For example, contrary to OSHA’s policy, general contractors may require all iron workers, including connectors performing leading edge work, to tie-off at heights over 6 feet. But in recognition that connectors need to be unfettered so they can escape an incoming load if necessary, OSHA’s Subpart R does not require connectors performing leading edge work to be tied off at 6 feet. In fact, OSHA regulation § 1926.760(a)(1) allows connectors not to use their personal fall protection to avoid hazards while working at heights between 15 and 30 feet. Further, workers engaged in decking in a controlled decking zone may work without conventional fall protection at heights between 15 and 30 feet.

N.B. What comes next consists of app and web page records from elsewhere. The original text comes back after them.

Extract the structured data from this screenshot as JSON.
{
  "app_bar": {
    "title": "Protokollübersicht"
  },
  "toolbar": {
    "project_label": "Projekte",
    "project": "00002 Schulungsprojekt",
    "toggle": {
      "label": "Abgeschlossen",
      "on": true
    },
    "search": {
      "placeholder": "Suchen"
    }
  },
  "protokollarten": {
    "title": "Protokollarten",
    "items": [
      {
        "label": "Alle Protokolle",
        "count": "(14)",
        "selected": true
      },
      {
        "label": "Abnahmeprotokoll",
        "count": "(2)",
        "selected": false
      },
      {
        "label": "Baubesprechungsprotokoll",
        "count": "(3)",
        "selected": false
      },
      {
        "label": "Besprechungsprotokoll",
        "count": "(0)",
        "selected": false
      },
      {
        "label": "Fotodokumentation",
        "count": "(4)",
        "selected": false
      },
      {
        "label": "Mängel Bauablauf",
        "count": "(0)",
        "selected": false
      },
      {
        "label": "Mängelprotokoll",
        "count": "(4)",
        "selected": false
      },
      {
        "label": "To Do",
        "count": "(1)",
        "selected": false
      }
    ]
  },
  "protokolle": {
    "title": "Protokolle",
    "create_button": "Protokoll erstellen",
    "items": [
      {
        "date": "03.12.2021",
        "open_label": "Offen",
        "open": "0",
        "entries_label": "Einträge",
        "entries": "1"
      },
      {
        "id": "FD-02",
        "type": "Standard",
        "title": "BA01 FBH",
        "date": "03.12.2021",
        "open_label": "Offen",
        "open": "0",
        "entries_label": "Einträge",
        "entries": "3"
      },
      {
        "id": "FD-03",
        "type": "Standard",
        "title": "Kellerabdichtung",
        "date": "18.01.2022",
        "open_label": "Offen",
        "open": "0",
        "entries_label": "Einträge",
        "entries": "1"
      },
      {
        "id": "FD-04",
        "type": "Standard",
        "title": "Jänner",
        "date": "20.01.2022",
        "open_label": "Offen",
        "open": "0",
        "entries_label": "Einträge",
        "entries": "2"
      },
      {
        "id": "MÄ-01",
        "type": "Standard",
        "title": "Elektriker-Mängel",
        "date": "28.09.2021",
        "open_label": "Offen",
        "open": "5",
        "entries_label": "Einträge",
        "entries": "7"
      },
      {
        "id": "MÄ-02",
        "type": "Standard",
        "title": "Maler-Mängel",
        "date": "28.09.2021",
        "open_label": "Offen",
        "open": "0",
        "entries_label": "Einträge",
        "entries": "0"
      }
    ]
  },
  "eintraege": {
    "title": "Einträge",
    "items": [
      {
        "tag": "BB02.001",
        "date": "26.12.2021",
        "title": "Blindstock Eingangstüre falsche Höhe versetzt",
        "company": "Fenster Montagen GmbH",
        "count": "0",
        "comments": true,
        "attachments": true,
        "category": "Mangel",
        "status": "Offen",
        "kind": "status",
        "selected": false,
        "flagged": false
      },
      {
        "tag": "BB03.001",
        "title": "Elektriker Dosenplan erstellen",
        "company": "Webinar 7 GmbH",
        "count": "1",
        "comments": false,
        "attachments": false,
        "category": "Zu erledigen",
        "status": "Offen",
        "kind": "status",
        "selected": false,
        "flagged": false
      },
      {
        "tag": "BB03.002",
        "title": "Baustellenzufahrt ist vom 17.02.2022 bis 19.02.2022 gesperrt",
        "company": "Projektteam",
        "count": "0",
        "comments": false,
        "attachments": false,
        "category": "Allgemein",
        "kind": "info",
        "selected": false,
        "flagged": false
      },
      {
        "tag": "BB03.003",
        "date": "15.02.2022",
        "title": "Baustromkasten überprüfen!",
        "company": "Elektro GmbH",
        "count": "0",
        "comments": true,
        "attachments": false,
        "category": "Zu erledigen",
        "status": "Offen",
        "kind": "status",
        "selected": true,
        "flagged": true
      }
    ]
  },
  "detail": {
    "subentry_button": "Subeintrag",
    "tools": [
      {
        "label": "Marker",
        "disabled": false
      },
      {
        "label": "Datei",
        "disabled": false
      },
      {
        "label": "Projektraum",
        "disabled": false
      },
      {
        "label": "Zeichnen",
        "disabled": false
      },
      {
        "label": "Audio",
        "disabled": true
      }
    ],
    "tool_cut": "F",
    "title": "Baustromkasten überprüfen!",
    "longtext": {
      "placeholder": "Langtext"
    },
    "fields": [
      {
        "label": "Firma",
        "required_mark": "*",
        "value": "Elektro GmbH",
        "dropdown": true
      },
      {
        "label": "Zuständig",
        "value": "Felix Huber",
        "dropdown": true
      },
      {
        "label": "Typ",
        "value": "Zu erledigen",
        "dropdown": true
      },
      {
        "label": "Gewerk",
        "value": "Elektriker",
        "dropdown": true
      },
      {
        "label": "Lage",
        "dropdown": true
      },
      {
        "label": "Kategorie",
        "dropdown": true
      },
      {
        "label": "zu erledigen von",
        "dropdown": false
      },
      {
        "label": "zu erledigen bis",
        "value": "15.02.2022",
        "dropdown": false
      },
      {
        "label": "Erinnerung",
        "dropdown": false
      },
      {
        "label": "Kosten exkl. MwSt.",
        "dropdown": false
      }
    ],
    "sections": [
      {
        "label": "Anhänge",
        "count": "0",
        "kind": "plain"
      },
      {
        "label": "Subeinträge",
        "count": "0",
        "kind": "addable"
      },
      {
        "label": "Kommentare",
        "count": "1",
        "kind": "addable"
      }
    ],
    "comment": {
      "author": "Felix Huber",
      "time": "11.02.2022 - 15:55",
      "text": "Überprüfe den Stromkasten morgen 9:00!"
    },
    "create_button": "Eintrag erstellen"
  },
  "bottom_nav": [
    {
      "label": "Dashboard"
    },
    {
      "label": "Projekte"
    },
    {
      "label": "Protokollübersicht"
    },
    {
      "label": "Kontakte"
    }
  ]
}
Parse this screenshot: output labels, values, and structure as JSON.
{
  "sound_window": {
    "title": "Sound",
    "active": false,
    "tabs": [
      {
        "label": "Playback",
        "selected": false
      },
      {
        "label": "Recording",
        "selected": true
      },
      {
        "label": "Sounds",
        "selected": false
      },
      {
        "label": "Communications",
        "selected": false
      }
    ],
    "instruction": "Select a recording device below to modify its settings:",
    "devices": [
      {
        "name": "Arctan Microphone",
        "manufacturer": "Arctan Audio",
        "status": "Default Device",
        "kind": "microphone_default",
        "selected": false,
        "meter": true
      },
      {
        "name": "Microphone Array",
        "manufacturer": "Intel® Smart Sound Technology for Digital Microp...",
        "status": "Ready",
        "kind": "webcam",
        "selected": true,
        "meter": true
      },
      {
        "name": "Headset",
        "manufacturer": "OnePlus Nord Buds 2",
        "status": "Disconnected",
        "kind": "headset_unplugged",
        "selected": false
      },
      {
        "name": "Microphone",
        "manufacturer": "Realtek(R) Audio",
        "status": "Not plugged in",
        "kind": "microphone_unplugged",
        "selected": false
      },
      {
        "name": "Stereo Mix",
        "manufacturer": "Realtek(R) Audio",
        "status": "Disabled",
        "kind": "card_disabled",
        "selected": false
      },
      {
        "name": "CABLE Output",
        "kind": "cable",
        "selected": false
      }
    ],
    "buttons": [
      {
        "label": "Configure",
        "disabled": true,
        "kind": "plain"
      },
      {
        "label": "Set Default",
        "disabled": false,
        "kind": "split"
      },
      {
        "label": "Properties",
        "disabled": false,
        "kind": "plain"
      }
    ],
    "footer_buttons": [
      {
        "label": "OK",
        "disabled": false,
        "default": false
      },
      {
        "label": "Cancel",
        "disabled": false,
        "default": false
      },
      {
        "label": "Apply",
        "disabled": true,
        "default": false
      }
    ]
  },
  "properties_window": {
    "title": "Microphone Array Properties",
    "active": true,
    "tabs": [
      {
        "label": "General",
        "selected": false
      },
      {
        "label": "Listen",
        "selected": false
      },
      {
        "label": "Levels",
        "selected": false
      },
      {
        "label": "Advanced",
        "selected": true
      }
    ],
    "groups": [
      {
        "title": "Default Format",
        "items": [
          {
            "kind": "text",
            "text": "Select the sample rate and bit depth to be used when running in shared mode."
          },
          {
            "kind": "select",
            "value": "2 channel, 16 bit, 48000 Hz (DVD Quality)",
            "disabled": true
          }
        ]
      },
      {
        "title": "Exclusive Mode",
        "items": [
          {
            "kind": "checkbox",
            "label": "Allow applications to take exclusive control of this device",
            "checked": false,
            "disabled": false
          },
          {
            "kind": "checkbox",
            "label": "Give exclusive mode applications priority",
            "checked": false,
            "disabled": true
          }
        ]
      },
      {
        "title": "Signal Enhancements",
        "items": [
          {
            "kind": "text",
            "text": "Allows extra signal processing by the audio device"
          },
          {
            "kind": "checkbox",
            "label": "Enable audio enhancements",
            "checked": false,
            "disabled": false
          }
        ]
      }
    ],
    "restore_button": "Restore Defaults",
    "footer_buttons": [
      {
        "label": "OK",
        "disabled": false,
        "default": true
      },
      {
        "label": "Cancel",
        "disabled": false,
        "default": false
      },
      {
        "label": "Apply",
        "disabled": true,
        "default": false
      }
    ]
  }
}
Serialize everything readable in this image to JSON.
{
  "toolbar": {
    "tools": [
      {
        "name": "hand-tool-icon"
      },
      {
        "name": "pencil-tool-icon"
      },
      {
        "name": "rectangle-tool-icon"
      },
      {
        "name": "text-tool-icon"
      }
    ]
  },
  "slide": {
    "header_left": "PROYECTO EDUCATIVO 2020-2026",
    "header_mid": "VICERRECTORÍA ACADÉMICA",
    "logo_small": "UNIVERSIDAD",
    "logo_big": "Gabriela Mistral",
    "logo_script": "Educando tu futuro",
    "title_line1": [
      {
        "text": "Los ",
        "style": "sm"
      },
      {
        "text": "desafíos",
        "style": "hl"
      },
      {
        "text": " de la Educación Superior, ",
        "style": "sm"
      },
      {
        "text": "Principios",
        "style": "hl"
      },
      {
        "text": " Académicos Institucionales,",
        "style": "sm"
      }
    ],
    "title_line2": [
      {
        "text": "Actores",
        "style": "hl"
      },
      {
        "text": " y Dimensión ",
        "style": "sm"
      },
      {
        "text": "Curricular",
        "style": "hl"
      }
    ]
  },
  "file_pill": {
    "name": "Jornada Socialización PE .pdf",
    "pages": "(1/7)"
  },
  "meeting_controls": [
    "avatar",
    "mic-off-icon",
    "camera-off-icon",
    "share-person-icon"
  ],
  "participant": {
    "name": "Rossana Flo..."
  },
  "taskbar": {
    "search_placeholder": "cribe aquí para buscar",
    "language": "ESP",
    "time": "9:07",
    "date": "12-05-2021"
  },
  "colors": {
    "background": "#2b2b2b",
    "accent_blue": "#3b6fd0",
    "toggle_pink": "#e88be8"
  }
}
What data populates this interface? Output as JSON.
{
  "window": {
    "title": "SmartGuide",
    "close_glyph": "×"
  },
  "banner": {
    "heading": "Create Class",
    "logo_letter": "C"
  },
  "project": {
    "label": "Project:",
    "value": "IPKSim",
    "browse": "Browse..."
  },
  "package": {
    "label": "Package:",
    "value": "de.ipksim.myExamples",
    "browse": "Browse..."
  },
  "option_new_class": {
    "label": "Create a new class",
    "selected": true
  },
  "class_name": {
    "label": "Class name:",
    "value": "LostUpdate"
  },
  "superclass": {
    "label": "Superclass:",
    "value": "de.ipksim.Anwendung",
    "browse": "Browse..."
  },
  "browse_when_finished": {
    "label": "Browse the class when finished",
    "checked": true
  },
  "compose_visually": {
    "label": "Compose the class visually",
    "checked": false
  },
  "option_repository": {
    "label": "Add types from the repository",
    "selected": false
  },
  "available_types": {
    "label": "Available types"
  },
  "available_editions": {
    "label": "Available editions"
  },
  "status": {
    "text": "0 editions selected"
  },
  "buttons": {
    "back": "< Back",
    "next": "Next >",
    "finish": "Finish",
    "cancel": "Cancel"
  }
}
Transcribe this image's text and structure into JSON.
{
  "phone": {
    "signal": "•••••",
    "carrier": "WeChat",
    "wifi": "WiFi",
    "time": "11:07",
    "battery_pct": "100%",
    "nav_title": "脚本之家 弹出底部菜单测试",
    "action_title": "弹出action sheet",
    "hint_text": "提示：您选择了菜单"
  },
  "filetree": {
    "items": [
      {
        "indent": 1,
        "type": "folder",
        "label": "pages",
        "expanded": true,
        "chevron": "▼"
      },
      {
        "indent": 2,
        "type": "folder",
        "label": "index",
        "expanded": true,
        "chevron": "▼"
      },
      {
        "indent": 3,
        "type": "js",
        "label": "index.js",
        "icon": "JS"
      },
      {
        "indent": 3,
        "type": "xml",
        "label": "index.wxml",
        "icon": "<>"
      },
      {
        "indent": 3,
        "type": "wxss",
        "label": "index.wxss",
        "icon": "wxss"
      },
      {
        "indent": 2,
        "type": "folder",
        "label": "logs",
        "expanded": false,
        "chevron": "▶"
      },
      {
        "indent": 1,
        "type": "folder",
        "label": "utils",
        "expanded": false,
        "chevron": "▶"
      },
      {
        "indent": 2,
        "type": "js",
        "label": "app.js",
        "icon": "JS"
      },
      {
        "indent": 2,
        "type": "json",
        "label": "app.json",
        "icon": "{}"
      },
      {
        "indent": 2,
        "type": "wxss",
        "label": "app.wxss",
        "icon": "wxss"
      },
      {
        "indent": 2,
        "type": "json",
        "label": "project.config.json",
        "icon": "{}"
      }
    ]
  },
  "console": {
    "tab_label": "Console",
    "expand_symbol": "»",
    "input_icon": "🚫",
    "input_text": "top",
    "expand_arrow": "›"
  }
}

When changes to OSHA Subpart R, and specifically regulation 1926.760, were being debated, The Steel Erection Negotiated Rulemaking Advisory Committee [SENRAC] was formed and gathered testimony on the various proposed rules. This was an exhaustive process spanning years and with input from various sectors of the industry.
Relative to fall protection, it was the general consensus that a skilled iron worker is at greater risk if he/she is tied off doing leading edge work. (See 66 FR 5246), It was noted that:
The major concern . . . was that connectors needed freedom of movement and requiring them to tie-off would hinder this. The concern, as stated previously, was that in the event of structural collapse, a connector would be forced to ride the structure to the ground if tied off, whereas he/she could jump free of the collapsing structure if he/she were not tied off. The ability to move without restraint in order to get away from incoming loads is also stated as a reason for connectors not to tie off. 66 FR 5246
Specifically represented at the hearings were ironworkers from Local 7, who “uniformly stated that they needed to remain unencumbered when they were working with hoisting equipment and some members recounted personal experiences where they were able to escape collapses and incoming steel only because they were not tied off.” (66 FR 5246).
Thus, while a uniform 6 foot tie-off rule may seem more stringent than the OSHA rules, the deviation from OSHA may subject an iron worker to new hazards rather than preventing them. Before deviating from industry standards, companies should carefully consider the policies underpinning those standards in the first place or the deviations may create unintended dangers.